“The Netherlands is therefore happy to support WFP’s assistance to the Government of Bangladesh in this area because of its direct impact on the lives of many poor and vulnerable households through tackling both the physical and socio-economic challenges to resilience.”
The Kingdom of the Netherlands is one of the main donors to the Enhancing Resilience to Natural Disasters and the Effects of Climate Change programme, implemented jointly by the Government of Bangladesh and WFP. A Dutch contribution of more than US$3 million enabled WFP to support 7,000 people and their families with food and cash for work and training as well as cash grants in 2013. In total, WFP engages 80,000 ultra-poor rural women and men in cash and food for work and training to increase their resilience to future disasters.
“WFP and the government of Bangladesh work really well together to build resilience and promote development,” said Ambassador Lundemo. “The projects that I have visited with Assistant Executive Director Rasmusson this week clearly demonstrate how vital nutrition is to progress in these important areas.”
The Enhancing Resilience programme brings local government representatives, NGOs and communities together to identify and realise food/cash for work projects such as repair and reinforcement of embankments or excavation of drainage and irrigation canals. The Local Government Engineering Department provides technical oversight of the projects at the upazila level.
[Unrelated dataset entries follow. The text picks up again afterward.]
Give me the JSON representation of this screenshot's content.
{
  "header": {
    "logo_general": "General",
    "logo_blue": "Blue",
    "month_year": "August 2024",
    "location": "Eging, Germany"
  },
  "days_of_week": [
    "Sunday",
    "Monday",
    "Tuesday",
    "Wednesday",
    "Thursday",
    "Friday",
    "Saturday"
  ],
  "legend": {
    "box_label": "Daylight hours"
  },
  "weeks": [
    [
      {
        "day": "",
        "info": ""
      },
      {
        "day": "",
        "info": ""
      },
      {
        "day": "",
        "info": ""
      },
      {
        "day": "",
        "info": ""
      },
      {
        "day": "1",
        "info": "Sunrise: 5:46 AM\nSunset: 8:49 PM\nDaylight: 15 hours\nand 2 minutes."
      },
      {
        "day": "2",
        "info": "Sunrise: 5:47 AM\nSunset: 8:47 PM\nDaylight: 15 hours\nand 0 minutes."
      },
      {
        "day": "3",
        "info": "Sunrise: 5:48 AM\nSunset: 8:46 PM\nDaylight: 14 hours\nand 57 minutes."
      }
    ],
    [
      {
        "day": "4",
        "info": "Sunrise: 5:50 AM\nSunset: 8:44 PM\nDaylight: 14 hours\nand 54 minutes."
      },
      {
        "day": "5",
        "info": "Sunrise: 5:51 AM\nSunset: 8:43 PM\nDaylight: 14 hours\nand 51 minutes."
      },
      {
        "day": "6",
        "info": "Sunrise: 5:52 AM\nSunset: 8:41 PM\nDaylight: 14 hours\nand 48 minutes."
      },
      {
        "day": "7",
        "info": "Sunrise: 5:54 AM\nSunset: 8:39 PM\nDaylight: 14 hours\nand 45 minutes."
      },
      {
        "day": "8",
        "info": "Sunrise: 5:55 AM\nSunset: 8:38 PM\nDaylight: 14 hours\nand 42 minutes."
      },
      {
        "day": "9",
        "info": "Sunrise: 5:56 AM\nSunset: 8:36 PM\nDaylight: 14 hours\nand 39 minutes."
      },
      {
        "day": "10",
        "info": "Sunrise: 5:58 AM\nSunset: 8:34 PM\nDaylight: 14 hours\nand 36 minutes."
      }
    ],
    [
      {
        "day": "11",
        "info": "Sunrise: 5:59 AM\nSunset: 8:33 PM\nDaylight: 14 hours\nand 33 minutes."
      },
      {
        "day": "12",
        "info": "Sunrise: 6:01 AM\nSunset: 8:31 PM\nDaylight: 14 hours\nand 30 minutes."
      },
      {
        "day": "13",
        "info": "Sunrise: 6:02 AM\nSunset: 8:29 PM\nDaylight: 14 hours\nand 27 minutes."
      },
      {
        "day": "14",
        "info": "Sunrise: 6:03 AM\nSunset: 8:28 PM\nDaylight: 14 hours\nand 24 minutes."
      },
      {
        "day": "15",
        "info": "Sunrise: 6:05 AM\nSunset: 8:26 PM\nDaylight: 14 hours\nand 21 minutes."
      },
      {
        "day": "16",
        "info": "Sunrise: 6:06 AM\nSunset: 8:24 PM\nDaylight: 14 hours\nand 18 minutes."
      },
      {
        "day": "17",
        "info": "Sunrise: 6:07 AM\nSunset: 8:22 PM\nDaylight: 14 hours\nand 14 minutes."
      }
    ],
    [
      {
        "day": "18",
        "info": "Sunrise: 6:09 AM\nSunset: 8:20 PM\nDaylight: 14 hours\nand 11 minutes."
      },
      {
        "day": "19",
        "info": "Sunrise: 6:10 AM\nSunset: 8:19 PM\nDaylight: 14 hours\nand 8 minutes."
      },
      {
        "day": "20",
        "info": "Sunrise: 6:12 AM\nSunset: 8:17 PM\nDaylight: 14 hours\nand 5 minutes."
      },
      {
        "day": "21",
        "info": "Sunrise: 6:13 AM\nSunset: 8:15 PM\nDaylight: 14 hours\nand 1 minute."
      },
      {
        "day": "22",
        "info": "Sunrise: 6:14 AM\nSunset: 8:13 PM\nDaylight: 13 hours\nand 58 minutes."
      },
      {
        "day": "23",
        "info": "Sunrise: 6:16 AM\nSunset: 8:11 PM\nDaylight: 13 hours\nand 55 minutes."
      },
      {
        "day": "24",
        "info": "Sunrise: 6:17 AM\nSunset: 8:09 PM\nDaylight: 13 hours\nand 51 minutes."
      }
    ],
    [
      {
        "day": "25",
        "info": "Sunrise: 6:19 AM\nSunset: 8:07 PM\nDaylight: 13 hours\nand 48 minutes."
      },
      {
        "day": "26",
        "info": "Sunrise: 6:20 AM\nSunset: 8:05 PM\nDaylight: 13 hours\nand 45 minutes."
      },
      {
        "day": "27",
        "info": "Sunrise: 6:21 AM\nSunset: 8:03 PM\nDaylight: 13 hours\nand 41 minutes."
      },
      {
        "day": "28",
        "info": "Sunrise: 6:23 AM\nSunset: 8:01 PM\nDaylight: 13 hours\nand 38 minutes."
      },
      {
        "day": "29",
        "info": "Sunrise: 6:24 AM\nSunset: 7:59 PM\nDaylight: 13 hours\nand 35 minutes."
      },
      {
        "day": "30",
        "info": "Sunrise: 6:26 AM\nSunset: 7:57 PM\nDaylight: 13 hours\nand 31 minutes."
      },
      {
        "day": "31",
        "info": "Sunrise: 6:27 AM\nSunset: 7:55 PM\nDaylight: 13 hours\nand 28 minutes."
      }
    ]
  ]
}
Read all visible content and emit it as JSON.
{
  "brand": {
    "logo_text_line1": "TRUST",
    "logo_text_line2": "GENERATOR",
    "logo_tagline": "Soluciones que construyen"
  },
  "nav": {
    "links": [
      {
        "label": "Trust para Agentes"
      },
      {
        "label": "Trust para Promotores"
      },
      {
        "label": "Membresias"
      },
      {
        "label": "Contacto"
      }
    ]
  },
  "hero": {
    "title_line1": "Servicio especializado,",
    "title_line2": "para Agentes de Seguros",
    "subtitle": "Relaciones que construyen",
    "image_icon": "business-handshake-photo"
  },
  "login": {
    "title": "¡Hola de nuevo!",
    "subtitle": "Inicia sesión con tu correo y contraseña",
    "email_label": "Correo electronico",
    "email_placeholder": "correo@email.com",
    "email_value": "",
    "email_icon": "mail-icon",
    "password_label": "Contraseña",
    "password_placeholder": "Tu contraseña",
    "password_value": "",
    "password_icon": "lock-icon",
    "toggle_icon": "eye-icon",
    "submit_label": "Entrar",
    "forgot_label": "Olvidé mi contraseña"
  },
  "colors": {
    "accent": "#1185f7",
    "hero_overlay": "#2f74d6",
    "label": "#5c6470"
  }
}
Throughout the rainy season, villagers take part in training sessions to enhance their knowledge, attitudes and practices on disaster preparedness and response, hygiene, sanitation and nutrition. In exchange for their time and labour, all programme participants receive a nutritious food ration from WFP and the equivalent in cash from the Government of Bangladesh over a period of two years. In a third programme year, WFP works with women from households who participated in food/cash for work in order to further strengthen their families’ resilience to future shocks. The women learn about business development and entrepreneurship, identify activities that match their skills and local demand, and develop a business plan. They then receive a cash grant to invest, and a monthly allowance to help support their families while they focus on making their businesses successful.